Wearing sunscreen matters. Prevention and early detection remain key to effectively treating skin cancer. More than 2 million skin cancers are diagnosed each year in the United States, according to the American Cancer Society. That number surpasses all other cancers combine, and it’s increased in the past two decades. Most skin cancers are caused by exposure to UV rays from the sun and indoor tanning beds.
According to The Skin Cancer Foundation, 90 percent of non-melanoma skin cancers and 65 percent of melanomas are associated with UV-radiation exposure.
In an effort to better inform and protect consumers, the U.S. Food and Drug Administration developed sunscreen labeling practices requiring the following:
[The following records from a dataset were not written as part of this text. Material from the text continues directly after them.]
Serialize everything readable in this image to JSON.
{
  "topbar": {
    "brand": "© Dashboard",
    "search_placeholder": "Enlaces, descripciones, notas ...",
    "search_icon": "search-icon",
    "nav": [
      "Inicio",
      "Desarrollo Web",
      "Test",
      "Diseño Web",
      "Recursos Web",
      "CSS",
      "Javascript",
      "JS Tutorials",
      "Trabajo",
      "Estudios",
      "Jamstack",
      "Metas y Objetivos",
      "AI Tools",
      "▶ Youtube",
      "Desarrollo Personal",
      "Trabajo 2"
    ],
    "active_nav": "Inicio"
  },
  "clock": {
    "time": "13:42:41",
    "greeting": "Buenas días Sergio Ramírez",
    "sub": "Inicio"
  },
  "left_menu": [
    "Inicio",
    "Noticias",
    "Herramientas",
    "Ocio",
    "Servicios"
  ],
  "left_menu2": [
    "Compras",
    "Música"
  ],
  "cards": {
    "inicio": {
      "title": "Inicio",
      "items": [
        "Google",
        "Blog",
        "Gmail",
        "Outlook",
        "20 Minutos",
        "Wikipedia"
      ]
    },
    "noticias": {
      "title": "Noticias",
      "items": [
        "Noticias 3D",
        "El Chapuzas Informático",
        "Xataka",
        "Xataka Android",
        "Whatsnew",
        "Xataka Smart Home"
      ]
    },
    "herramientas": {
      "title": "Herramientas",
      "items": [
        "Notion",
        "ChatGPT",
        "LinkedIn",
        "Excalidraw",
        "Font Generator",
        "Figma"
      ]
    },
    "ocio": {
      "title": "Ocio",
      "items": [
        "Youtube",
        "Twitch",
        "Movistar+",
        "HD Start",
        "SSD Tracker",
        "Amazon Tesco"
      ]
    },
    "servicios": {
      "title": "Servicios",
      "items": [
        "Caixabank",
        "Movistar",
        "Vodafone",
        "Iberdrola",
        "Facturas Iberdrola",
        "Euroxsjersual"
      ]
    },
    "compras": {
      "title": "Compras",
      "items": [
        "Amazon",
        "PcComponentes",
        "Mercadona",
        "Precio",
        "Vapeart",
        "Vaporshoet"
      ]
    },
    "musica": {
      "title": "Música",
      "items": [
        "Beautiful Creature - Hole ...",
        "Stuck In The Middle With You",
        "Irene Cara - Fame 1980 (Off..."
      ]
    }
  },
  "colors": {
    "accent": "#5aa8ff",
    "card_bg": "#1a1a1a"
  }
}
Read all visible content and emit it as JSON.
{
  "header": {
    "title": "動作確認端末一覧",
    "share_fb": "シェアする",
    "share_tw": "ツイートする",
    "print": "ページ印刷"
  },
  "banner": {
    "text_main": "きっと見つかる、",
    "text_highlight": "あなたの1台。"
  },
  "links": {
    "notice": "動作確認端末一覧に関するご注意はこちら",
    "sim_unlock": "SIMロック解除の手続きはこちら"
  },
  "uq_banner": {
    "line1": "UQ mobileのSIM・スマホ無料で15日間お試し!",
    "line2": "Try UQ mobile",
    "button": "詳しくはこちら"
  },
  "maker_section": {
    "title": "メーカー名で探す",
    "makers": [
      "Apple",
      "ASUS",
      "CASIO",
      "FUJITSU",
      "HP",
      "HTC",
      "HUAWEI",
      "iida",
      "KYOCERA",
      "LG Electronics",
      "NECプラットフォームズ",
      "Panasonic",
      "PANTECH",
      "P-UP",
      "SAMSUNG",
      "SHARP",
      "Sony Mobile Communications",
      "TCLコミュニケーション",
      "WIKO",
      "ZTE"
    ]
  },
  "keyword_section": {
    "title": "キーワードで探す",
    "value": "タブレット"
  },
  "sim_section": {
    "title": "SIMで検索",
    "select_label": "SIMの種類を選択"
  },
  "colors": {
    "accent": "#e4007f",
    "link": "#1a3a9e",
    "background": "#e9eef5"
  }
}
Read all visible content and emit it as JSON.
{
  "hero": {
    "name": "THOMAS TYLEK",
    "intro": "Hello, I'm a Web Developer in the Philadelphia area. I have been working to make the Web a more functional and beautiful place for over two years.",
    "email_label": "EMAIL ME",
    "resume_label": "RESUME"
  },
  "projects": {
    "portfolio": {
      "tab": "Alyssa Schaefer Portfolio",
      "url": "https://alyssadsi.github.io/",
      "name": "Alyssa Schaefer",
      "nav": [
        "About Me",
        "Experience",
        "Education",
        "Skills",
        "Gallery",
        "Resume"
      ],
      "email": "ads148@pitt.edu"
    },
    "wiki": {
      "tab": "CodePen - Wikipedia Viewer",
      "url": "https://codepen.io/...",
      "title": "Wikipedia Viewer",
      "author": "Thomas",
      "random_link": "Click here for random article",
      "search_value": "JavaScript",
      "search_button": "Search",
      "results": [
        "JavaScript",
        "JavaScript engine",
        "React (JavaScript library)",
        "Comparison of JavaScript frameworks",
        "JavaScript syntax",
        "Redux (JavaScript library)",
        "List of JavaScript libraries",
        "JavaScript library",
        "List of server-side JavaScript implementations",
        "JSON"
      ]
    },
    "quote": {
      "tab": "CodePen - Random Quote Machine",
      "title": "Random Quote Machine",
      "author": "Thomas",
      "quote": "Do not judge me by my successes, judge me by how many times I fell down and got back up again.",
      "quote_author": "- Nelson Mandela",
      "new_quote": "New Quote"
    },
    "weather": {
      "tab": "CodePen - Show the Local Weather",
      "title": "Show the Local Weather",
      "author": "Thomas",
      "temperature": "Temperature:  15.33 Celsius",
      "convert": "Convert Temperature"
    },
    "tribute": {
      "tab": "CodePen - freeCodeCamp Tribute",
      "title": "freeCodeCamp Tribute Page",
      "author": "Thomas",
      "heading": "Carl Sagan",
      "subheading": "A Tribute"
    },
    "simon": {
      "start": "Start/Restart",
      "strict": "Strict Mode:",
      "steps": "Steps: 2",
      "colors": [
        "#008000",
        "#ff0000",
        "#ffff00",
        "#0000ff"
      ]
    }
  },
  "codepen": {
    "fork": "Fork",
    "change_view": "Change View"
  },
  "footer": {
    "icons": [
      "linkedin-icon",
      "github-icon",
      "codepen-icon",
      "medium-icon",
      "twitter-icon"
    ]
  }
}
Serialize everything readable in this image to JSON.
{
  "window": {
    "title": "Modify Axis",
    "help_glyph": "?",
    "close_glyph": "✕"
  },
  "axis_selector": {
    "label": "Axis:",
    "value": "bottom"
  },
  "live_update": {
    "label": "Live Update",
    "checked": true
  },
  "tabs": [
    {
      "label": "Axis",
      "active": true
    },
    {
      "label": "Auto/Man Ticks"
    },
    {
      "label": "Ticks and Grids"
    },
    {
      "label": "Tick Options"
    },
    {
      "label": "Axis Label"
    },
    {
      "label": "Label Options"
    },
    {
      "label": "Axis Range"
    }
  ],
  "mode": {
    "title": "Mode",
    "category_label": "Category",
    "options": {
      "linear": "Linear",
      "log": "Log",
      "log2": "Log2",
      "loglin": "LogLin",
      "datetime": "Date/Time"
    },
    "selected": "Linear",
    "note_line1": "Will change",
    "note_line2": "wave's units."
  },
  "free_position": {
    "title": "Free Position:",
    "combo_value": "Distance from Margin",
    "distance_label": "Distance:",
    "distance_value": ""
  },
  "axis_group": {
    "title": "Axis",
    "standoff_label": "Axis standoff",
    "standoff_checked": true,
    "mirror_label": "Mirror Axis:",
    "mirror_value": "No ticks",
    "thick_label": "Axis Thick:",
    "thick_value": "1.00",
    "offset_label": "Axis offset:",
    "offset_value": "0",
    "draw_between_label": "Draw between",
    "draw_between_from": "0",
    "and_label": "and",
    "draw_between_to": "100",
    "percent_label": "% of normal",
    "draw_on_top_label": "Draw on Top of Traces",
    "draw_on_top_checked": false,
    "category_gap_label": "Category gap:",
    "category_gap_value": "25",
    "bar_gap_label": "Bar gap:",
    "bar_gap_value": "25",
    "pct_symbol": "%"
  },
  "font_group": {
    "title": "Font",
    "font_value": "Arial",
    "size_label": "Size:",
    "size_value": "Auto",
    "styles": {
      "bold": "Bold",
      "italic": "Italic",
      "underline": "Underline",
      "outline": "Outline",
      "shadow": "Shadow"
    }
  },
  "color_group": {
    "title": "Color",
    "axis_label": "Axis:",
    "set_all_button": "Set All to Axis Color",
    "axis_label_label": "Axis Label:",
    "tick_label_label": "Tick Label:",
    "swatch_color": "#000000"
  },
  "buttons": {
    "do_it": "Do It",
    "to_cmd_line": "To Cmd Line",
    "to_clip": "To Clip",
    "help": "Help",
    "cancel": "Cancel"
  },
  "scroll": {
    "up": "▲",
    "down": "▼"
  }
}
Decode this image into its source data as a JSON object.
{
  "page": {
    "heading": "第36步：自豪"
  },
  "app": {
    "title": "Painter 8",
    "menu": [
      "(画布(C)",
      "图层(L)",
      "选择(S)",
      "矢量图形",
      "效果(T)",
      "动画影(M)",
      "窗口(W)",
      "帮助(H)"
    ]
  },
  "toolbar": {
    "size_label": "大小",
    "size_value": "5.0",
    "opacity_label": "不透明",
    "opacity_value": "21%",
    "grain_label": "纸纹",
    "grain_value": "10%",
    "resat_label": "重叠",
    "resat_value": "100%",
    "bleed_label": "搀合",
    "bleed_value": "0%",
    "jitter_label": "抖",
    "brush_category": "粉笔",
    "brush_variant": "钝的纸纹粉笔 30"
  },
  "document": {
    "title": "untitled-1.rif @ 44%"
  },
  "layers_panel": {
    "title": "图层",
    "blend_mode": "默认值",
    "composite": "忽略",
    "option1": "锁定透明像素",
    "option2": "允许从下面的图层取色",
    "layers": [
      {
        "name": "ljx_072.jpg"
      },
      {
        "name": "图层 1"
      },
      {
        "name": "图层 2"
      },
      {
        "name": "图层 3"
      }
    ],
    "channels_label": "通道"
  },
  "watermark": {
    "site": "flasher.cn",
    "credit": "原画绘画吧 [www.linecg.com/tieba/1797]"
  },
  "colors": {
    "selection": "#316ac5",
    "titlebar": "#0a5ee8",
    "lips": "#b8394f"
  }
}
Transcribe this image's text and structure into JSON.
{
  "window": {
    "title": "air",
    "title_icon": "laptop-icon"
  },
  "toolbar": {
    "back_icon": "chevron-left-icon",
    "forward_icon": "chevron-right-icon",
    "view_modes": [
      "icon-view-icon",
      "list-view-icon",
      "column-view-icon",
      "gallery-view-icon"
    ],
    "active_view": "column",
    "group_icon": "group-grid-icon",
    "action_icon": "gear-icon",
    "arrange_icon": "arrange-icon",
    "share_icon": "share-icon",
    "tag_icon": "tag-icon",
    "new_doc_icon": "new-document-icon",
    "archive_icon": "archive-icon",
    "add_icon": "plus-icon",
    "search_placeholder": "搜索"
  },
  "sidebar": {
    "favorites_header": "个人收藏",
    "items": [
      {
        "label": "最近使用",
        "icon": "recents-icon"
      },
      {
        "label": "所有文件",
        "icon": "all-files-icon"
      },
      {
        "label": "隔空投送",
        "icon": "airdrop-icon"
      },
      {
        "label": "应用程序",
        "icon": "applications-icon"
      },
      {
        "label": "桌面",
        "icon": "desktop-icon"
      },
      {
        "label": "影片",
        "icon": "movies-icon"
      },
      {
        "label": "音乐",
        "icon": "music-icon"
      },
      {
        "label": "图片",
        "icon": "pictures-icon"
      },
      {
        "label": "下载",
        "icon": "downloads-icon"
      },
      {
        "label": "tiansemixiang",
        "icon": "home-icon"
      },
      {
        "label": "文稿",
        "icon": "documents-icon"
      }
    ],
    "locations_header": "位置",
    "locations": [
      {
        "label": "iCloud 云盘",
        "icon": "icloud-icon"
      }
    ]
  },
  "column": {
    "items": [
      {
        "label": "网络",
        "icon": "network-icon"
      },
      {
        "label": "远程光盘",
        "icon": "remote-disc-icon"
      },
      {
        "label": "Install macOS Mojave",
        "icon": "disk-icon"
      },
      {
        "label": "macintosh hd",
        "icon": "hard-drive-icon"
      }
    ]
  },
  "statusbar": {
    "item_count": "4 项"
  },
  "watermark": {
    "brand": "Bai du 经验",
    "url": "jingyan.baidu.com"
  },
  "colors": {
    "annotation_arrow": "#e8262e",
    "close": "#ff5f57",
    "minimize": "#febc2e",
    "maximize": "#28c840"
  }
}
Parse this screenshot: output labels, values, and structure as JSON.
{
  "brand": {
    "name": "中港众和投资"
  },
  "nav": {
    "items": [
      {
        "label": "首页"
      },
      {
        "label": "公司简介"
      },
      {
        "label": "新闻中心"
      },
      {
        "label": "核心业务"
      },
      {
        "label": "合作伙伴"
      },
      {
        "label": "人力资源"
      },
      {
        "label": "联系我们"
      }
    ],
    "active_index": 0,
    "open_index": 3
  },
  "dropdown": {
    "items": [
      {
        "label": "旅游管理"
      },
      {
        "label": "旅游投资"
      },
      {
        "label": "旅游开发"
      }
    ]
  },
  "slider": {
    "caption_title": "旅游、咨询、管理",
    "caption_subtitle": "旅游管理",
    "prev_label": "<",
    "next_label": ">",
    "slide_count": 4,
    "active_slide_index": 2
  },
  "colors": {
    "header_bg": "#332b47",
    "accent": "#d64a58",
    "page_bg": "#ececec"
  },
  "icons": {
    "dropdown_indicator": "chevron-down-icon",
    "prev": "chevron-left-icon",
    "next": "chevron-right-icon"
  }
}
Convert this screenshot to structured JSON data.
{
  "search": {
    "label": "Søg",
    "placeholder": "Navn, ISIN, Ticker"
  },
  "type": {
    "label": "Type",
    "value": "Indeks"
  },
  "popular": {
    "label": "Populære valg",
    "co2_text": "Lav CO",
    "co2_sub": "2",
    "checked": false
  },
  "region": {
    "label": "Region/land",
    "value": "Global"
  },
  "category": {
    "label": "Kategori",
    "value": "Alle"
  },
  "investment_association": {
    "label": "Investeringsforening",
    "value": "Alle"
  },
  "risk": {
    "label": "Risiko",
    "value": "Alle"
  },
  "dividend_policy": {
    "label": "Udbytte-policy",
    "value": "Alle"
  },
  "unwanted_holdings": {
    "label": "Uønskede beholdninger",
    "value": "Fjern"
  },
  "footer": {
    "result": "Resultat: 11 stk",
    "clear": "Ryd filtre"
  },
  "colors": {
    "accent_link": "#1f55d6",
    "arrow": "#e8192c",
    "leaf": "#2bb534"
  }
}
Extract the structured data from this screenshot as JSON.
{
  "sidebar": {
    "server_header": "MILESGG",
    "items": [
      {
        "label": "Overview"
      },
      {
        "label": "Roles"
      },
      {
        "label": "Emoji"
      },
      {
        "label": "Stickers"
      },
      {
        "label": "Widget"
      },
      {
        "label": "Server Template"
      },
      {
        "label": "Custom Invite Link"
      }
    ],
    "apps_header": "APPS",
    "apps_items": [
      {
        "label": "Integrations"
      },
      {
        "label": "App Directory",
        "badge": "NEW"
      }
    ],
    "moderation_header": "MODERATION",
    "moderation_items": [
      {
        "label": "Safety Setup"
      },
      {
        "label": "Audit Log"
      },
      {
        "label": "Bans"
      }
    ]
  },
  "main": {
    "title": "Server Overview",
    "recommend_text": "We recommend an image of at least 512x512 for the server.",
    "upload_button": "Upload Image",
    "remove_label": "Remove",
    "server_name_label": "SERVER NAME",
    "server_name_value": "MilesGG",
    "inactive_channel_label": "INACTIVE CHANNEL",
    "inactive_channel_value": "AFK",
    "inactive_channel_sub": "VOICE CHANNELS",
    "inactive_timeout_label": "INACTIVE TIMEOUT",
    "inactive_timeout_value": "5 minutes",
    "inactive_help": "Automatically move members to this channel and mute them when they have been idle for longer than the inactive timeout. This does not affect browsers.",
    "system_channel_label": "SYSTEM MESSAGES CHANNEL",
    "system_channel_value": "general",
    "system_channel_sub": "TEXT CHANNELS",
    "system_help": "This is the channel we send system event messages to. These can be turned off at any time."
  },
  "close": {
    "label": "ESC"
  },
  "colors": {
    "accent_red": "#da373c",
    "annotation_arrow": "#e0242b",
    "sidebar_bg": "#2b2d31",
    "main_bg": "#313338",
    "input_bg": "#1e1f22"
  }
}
The new labeling is scheduled to become effective by December 2012; however, companies with annual sales less than $25,000 will have until December 2013 to comply. Until then, you can look for The Skin Cancer Foundation’s seal of recommendation, which the organization awards to products that meet its criteria for safety and effectiveness; select a sunscreen SPF 15 or higher; remember to generously apply and reapply, and continue practicing good habits.
Ensure your skin glows because it’s healthy—not because you’ve been exposing it to UV rays. The American Cancer Society’s “Slip! Slop! Slap! And Wrap” campaign reminds people to do the following when they go outdoors:
In addition, avoid “laying out” and visiting tanning beds, reapply sunscreen every two hours and more frequently when swimming and sweating, protect your skin on cloudy days as well, avoid direct sunlight during the peak hours of 10 a.m. to 4 p.m., and remember that snow, water and sand reflect the sun’s rays and can increase sunburn risk and plan accordingly.
While some worry that sunscreen prevents them from receiving necessary vitamin D from the sun. The National Council on Skin Cancer Prevention reminds people that the nutrient may be safely obtained through over-the-counter supplements and diet. The FDA has disputed recent studies claiming that sunscreen actually increases cancer risk.
Skin cancer’s threat is real, and a video that went viral in May puts a face on the issue. Dear 16-Year-Old Me, released by the David Cornfield Melanoma Fund reminds people to protect and check their skin.
This summer, as you head outdoors, listen to the experts: Wear your sunscreen!